A 3-minute, 16-second deorbit burn beginning at 12:34 p.m. will slow the Progress for its destructive re-entry in the Earth’s atmosphere over the Pacific Ocean less than an hour later. Progress resupply ships are not designed to be recovered, so, like its predecessors, Progress 53 was refilled with trash and station discards after its original cargo was unloaded by the station crew.
Progress 53 delivered 2.9 tons of food, fuel and supplies when it first arrived at the station on Nov. 29, following a flight that included a “fly-by” of the station two days earlier to test revamped Kurs automated rendezvous system hardware. Because of a technical glitch unrelated to the new Kurs system, the Nov. 29 approach and docking of the Progress was controlled manually by the station’s crew using TORU, the Telerobotically Operated Rendezvous Unit.
To complete the testing of the Kurs-NA rendezvous hardware and its associated software, Progress 53 undocked from Zvezda on April 23 and successfully performed an automated docking to that port two days later. The enhanced Kurs system will be incorporated into future Progress vehicles to reduce weight by eliminating several navigational antennas, thus enabling the Progress to carry additional supplies to the station.
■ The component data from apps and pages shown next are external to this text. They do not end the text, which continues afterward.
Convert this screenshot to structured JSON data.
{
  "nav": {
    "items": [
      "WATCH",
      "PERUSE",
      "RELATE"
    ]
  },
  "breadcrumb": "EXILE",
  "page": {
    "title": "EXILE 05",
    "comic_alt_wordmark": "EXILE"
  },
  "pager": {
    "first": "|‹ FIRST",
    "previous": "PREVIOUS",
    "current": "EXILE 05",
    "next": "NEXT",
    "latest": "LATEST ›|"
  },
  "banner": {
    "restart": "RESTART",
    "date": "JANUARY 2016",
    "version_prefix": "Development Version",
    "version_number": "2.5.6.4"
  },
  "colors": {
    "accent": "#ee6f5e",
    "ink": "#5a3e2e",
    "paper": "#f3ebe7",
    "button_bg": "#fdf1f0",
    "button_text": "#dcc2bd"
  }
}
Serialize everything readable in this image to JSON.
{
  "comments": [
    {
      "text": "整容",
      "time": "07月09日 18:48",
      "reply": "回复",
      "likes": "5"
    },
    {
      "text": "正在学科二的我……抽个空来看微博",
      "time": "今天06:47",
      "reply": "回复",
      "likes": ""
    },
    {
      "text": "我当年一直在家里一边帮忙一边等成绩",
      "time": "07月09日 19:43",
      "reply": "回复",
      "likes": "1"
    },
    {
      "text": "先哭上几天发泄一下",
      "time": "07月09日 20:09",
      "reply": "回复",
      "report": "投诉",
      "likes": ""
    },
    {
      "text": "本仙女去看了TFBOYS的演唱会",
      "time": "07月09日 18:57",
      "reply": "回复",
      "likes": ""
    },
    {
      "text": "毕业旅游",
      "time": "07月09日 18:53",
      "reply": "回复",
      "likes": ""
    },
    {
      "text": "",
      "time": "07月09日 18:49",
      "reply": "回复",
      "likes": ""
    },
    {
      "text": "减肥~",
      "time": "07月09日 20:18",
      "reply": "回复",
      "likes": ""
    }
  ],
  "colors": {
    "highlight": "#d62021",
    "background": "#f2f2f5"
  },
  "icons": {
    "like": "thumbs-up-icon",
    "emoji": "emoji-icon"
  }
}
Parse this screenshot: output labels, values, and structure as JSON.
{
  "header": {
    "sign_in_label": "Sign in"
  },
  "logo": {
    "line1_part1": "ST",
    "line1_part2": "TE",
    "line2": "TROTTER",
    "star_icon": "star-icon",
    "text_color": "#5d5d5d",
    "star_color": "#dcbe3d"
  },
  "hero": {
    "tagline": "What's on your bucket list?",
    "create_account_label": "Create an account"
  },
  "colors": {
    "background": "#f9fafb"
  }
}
The final departure of Progress 53 clears the Zvezda docking port for the arrival in August of the European Space Agency’s fifth Automated Transfer Vehicle, ATV-5. Named for the Belgian physicist and astronomer Georges Lemaitre, the ATV-5 is scheduled for launch from Kourou, French Guiana, on an Ariane 5 rocket in late July.